Records drawn from a dataset —
=== Begin Enclosure ===
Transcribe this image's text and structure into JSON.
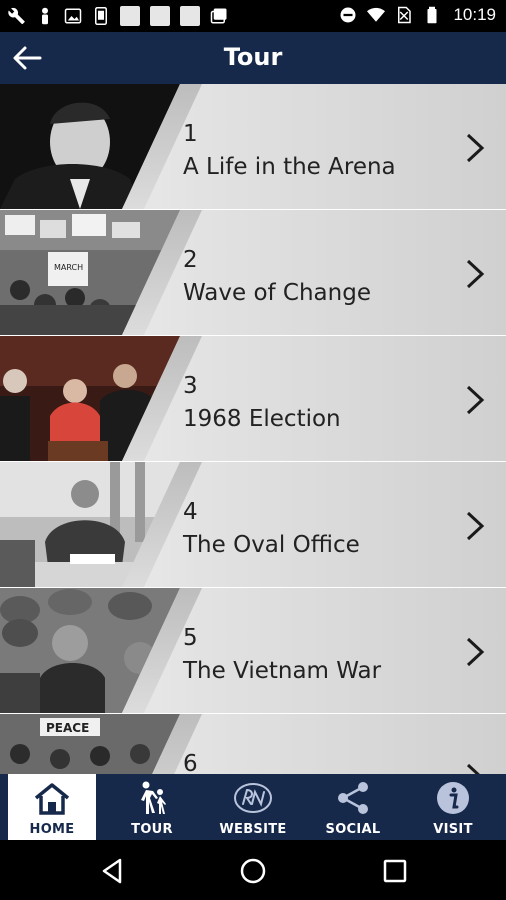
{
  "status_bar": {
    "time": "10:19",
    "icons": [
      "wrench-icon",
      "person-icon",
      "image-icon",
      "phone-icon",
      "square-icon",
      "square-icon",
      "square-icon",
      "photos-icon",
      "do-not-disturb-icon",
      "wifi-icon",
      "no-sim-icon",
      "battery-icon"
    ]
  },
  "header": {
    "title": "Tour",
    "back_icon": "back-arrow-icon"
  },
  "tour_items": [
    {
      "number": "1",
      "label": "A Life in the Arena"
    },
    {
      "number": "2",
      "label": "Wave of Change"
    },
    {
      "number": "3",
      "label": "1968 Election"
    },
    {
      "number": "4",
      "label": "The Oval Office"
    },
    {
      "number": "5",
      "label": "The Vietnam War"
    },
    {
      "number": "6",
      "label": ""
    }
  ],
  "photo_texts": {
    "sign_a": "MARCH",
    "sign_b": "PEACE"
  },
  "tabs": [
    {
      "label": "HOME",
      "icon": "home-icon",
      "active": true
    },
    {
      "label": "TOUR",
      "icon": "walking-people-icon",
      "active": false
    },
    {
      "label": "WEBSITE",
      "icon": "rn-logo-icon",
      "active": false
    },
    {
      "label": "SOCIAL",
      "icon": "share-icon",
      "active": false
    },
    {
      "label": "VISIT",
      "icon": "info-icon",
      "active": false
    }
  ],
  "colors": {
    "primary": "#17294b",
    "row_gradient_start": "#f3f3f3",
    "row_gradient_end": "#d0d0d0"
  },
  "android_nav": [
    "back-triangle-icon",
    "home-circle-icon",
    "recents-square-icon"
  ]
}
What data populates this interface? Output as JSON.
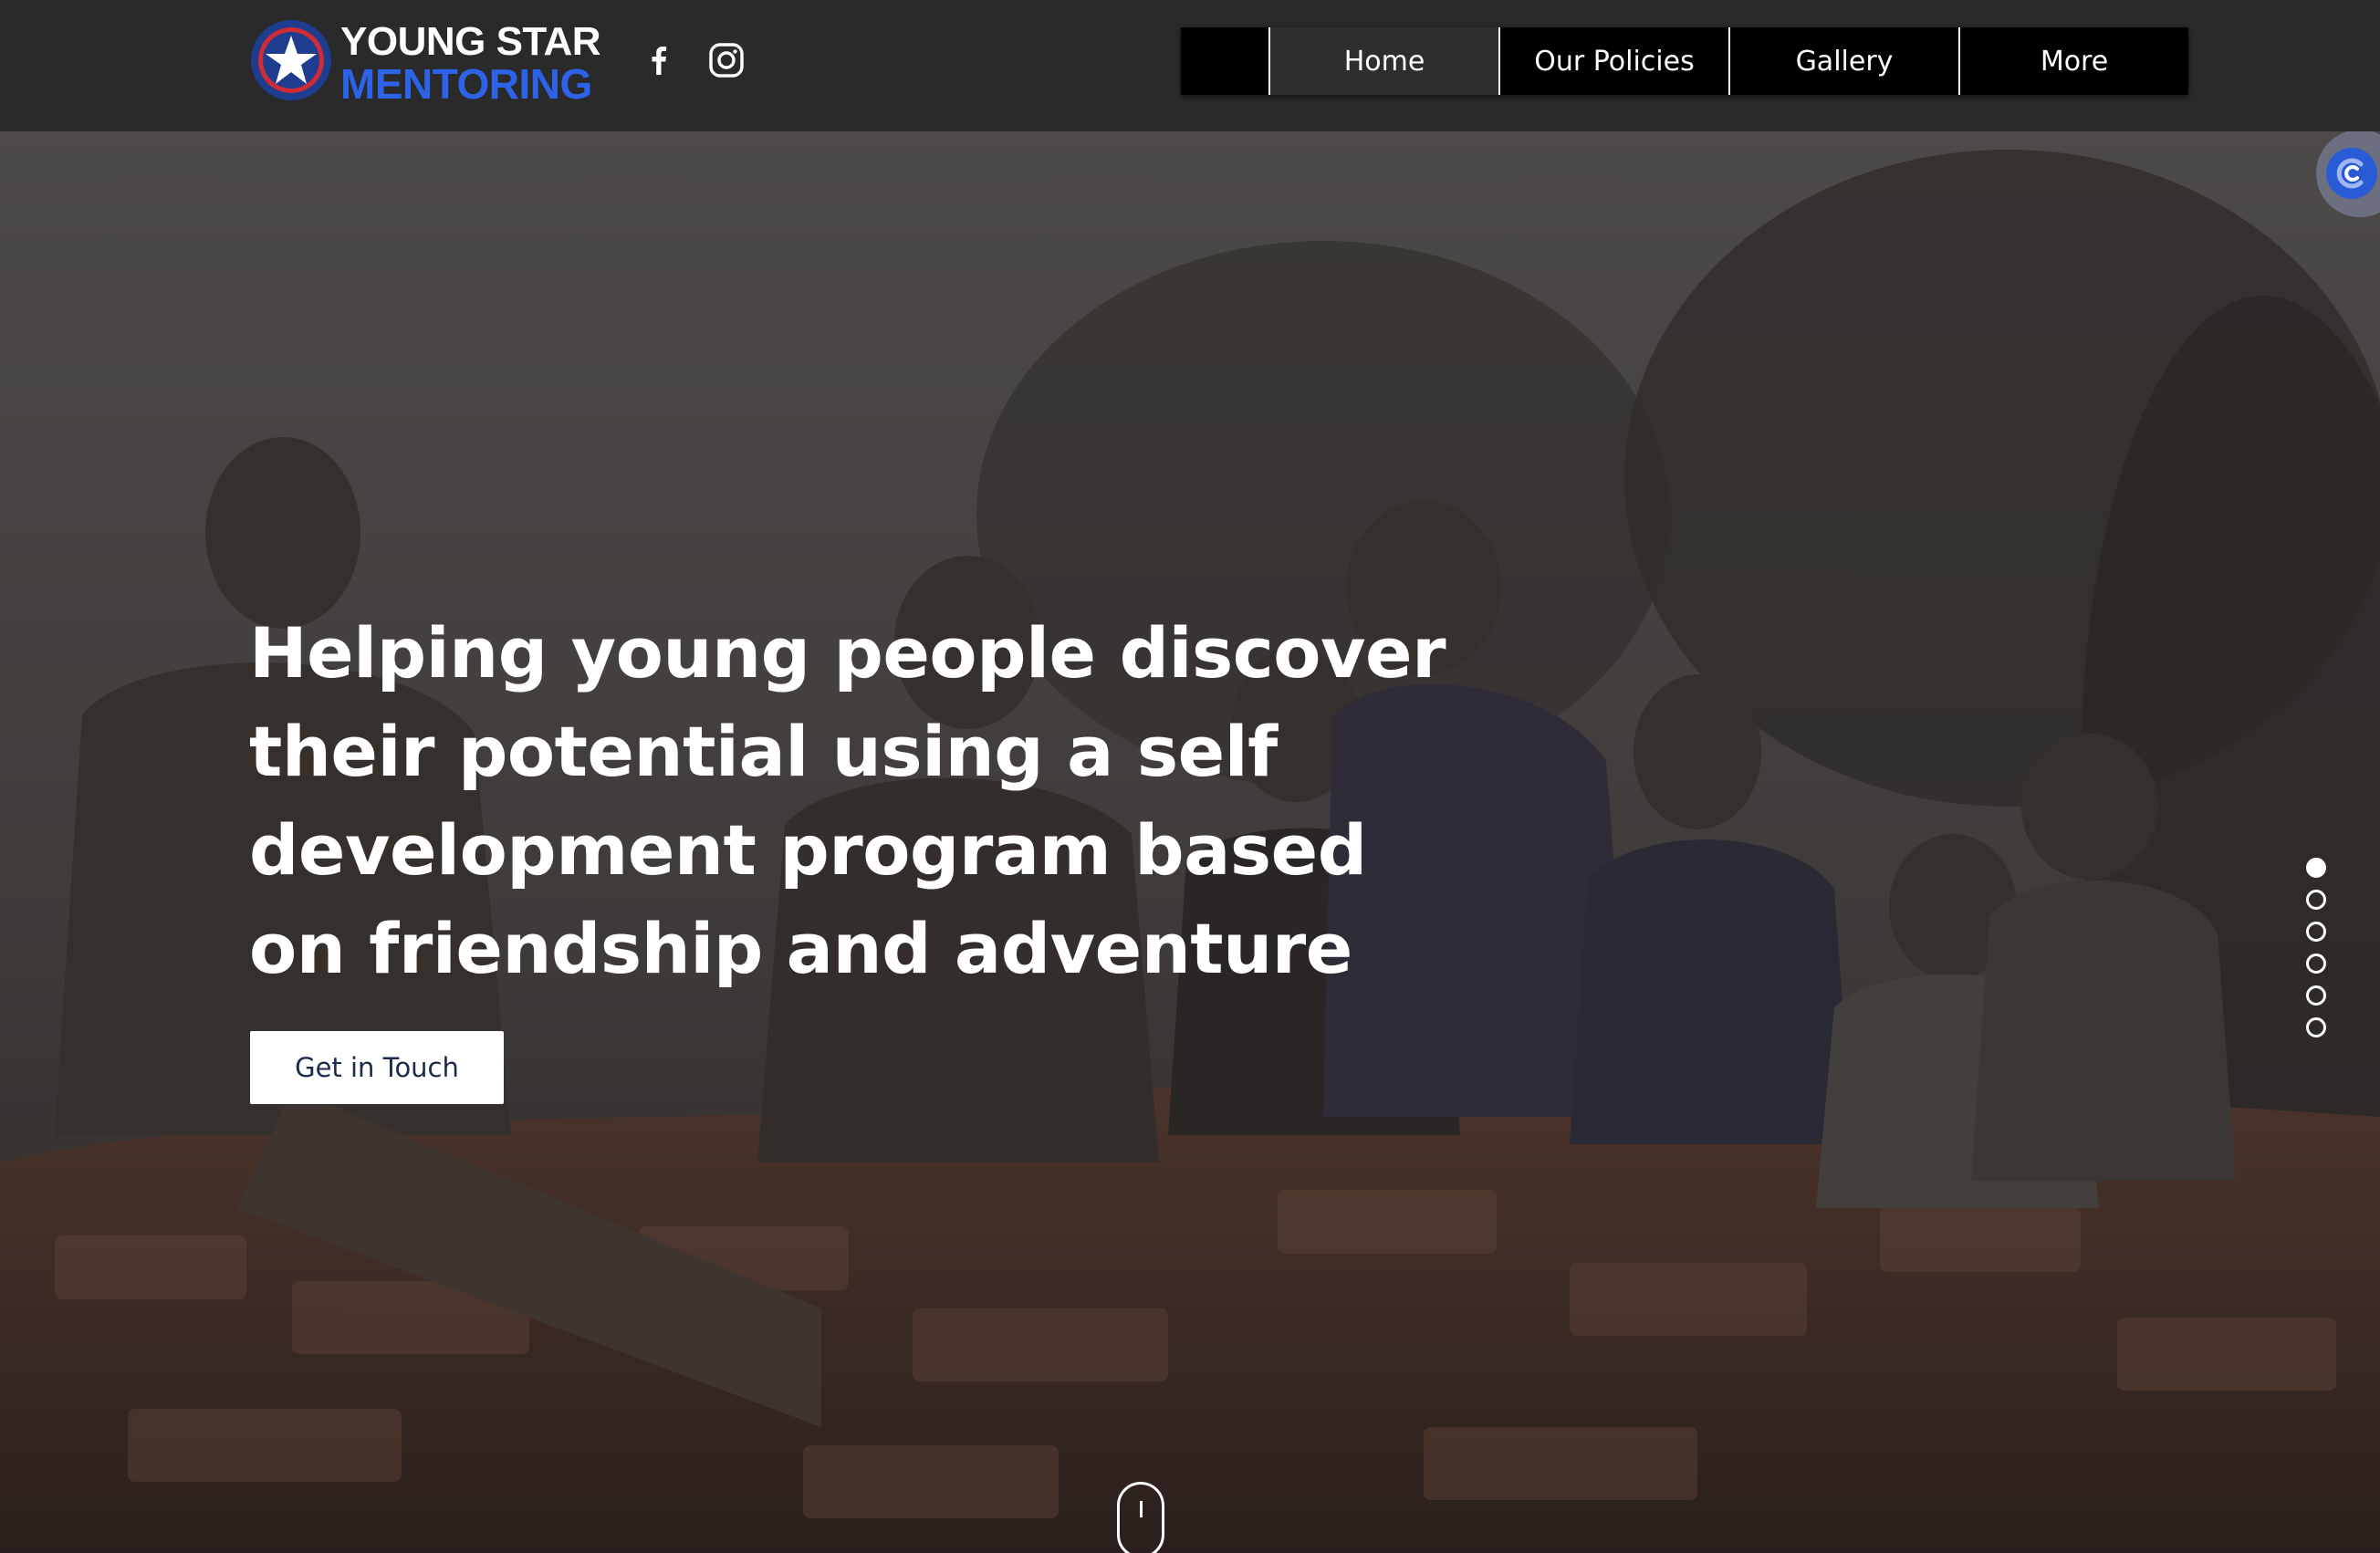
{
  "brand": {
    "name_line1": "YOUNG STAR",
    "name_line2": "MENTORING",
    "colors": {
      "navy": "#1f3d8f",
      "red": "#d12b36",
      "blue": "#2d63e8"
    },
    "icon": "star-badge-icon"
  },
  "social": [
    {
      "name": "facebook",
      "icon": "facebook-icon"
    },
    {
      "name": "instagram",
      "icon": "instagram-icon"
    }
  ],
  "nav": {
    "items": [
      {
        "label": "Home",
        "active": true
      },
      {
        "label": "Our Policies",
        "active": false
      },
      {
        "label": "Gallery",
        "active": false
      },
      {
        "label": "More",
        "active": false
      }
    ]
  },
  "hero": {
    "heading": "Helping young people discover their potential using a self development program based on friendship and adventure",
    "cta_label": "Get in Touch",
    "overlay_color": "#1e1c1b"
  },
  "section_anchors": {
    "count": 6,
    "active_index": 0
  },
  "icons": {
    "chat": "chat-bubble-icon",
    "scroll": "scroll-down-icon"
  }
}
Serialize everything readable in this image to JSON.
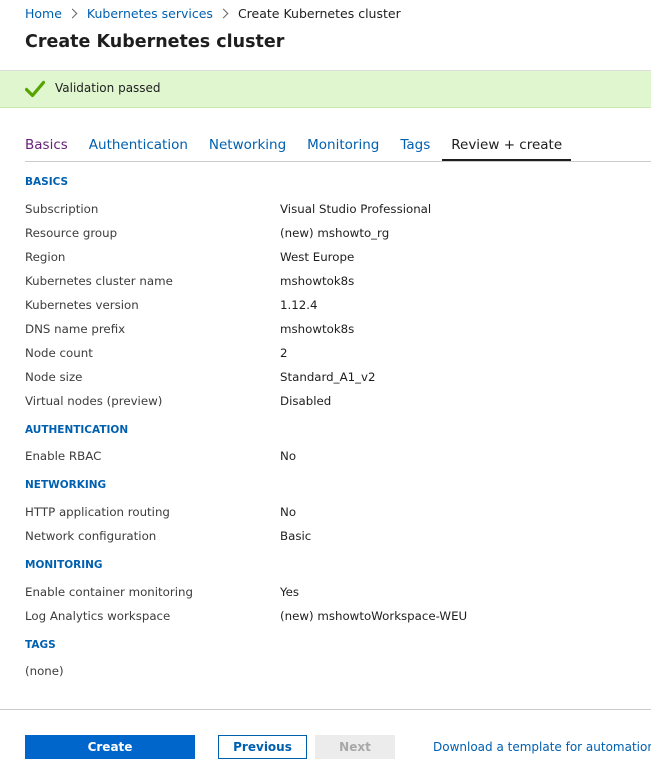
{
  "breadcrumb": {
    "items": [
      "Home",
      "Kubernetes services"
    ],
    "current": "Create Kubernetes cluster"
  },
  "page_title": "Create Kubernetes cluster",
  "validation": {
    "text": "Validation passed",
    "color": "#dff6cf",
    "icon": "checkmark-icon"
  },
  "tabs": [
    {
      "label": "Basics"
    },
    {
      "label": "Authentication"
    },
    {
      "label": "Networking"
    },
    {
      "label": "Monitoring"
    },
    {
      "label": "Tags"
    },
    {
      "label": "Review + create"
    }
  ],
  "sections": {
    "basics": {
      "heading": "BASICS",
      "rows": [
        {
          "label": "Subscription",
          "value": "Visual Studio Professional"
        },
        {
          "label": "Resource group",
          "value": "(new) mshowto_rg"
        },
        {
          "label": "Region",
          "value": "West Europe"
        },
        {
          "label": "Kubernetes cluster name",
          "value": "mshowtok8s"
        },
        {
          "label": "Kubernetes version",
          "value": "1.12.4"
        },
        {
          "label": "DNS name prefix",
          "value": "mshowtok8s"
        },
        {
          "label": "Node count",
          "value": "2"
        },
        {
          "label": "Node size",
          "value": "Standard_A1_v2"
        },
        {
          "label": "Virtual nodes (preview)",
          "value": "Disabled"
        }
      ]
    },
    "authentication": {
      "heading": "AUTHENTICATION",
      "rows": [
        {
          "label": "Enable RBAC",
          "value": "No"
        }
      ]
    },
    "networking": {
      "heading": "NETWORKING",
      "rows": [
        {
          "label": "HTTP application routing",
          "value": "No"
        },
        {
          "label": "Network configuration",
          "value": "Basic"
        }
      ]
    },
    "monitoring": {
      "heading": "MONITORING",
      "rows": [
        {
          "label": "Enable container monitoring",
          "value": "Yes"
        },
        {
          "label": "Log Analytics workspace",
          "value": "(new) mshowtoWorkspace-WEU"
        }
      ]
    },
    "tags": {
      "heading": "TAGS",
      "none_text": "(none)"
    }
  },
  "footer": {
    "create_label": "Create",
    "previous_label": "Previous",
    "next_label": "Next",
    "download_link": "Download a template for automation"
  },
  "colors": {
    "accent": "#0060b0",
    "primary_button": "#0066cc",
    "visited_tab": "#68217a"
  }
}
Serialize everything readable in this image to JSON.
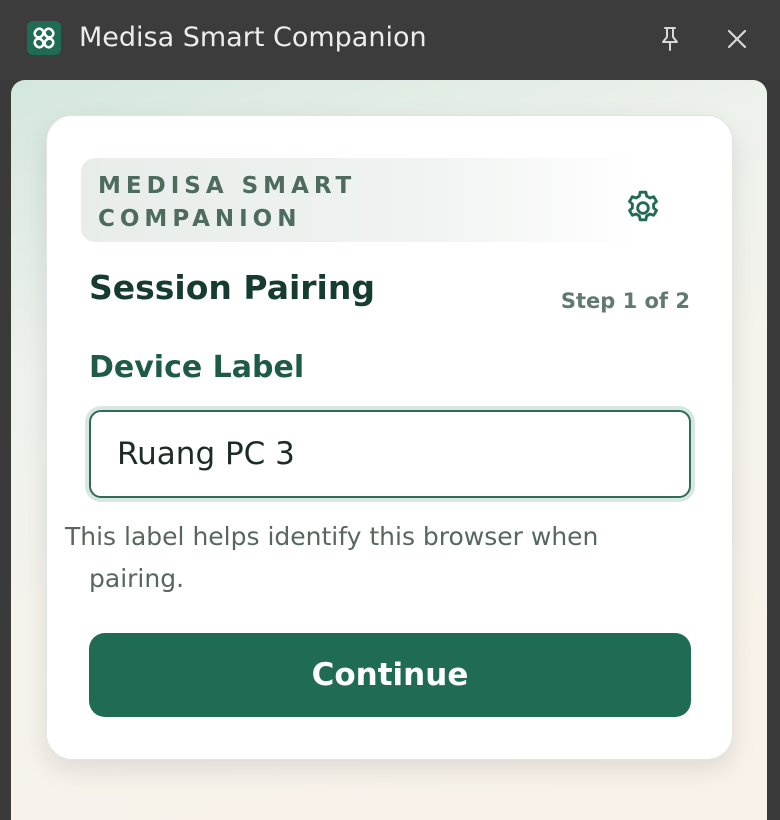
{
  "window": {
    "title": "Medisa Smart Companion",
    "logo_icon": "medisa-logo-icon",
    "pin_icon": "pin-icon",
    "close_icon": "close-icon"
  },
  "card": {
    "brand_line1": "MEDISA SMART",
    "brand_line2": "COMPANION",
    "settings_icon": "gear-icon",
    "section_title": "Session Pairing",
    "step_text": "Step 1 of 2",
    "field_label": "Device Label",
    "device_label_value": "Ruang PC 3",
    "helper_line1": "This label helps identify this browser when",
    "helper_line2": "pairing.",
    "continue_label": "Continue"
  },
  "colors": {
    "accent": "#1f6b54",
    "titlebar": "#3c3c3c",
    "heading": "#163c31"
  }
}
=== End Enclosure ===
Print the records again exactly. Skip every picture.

The completed task —
Transcribe this image's text and structure into JSON.
{
  "status_bar": {
    "time": "10:19",
    "icons": [
      "wrench-icon",
      "person-icon",
      "image-icon",
      "phone-icon",
      "square-icon",
      "square-icon",
      "square-icon",
      "photos-icon",
      "do-not-disturb-icon",
      "wifi-icon",
      "no-sim-icon",
      "battery-icon"
    ]
  },
  "header": {
    "title": "Tour",
    "back_icon": "back-arrow-icon"
  },
  "tour_items": [
    {
      "number": "1",
      "label": "A Life in the Arena"
    },
    {
      "number": "2",
      "label": "Wave of Change"
    },
    {
      "number": "3",
      "label": "1968 Election"
    },
    {
      "number": "4",
      "label": "The Oval Office"
    },
    {
      "number": "5",
      "label": "The Vietnam War"
    },
    {
      "number": "6",
      "label": ""
    }
  ],
  "photo_texts": {
    "sign_a": "MARCH",
    "sign_b": "PEACE"
  },
  "tabs": [
    {
      "label": "HOME",
      "icon": "home-icon",
      "active": true
    },
    {
      "label": "TOUR",
      "icon": "walking-people-icon",
      "active": false
    },
    {
      "label": "WEBSITE",
      "icon": "rn-logo-icon",
      "active": false
    },
    {
      "label": "SOCIAL",
      "icon": "share-icon",
      "active": false
    },
    {
      "label": "VISIT",
      "icon": "info-icon",
      "active": false
    }
  ],
  "colors": {
    "primary": "#17294b",
    "row_gradient_start": "#f3f3f3",
    "row_gradient_end": "#d0d0d0"
  },
  "android_nav": [
    "back-triangle-icon",
    "home-circle-icon",
    "recents-square-icon"
  ]
}
What data populates this interface? Output as JSON.
{
  "brand": {
    "name_line1": "YOUNG STAR",
    "name_line2": "MENTORING",
    "colors": {
      "navy": "#1f3d8f",
      "red": "#d12b36",
      "blue": "#2d63e8"
    },
    "icon": "star-badge-icon"
  },
  "social": [
    {
      "name": "facebook",
      "icon": "facebook-icon"
    },
    {
      "name": "instagram",
      "icon": "instagram-icon"
    }
  ],
  "nav": {
    "items": [
      {
        "label": "Home",
        "active": true
      },
      {
        "label": "Our Policies",
        "active": false
      },
      {
        "label": "Gallery",
        "active": false
      },
      {
        "label": "More",
        "active": false
      }
    ]
  },
  "hero": {
    "heading": "Helping young people discover their potential using a self development program based on friendship and adventure",
    "cta_label": "Get in Touch",
    "overlay_color": "#1e1c1b"
  },
  "section_anchors": {
    "count": 6,
    "active_index": 0
  },
  "icons": {
    "chat": "chat-bubble-icon",
    "scroll": "scroll-down-icon"
  }
}
Serialize everything readable in this image to JSON.
{
  "breadcrumb": {
    "items": [
      "Home",
      "Kubernetes services"
    ],
    "current": "Create Kubernetes cluster"
  },
  "page_title": "Create Kubernetes cluster",
  "validation": {
    "text": "Validation passed",
    "color": "#dff6cf",
    "icon": "checkmark-icon"
  },
  "tabs": [
    {
      "label": "Basics"
    },
    {
      "label": "Authentication"
    },
    {
      "label": "Networking"
    },
    {
      "label": "Monitoring"
    },
    {
      "label": "Tags"
    },
    {
      "label": "Review + create"
    }
  ],
  "sections": {
    "basics": {
      "heading": "BASICS",
      "rows": [
        {
          "label": "Subscription",
          "value": "Visual Studio Professional"
        },
        {
          "label": "Resource group",
          "value": "(new) mshowto_rg"
        },
        {
          "label": "Region",
          "value": "West Europe"
        },
        {
          "label": "Kubernetes cluster name",
          "value": "mshowtok8s"
        },
        {
          "label": "Kubernetes version",
          "value": "1.12.4"
        },
        {
          "label": "DNS name prefix",
          "value": "mshowtok8s"
        },
        {
          "label": "Node count",
          "value": "2"
        },
        {
          "label": "Node size",
          "value": "Standard_A1_v2"
        },
        {
          "label": "Virtual nodes (preview)",
          "value": "Disabled"
        }
      ]
    },
    "authentication": {
      "heading": "AUTHENTICATION",
      "rows": [
        {
          "label": "Enable RBAC",
          "value": "No"
        }
      ]
    },
    "networking": {
      "heading": "NETWORKING",
      "rows": [
        {
          "label": "HTTP application routing",
          "value": "No"
        },
        {
          "label": "Network configuration",
          "value": "Basic"
        }
      ]
    },
    "monitoring": {
      "heading": "MONITORING",
      "rows": [
        {
          "label": "Enable container monitoring",
          "value": "Yes"
        },
        {
          "label": "Log Analytics workspace",
          "value": "(new) mshowtoWorkspace-WEU"
        }
      ]
    },
    "tags": {
      "heading": "TAGS",
      "none_text": "(none)"
    }
  },
  "footer": {
    "create_label": "Create",
    "previous_label": "Previous",
    "next_label": "Next",
    "download_link": "Download a template for automation"
  },
  "colors": {
    "accent": "#0060b0",
    "primary_button": "#0066cc",
    "visited_tab": "#68217a"
  }
}
Serialize everything readable in this image to JSON.
{
  "window": {
    "title": "Medisa Smart Companion",
    "logo_icon": "medisa-logo-icon",
    "pin_icon": "pin-icon",
    "close_icon": "close-icon"
  },
  "card": {
    "brand_line1": "MEDISA SMART",
    "brand_line2": "COMPANION",
    "settings_icon": "gear-icon",
    "section_title": "Session Pairing",
    "step_text": "Step 1 of 2",
    "field_label": "Device Label",
    "device_label_value": "Ruang PC 3",
    "helper_line1": "This label helps identify this browser when",
    "helper_line2": "pairing.",
    "continue_label": "Continue"
  },
  "colors": {
    "accent": "#1f6b54",
    "titlebar": "#3c3c3c",
    "heading": "#163c31"
  }
}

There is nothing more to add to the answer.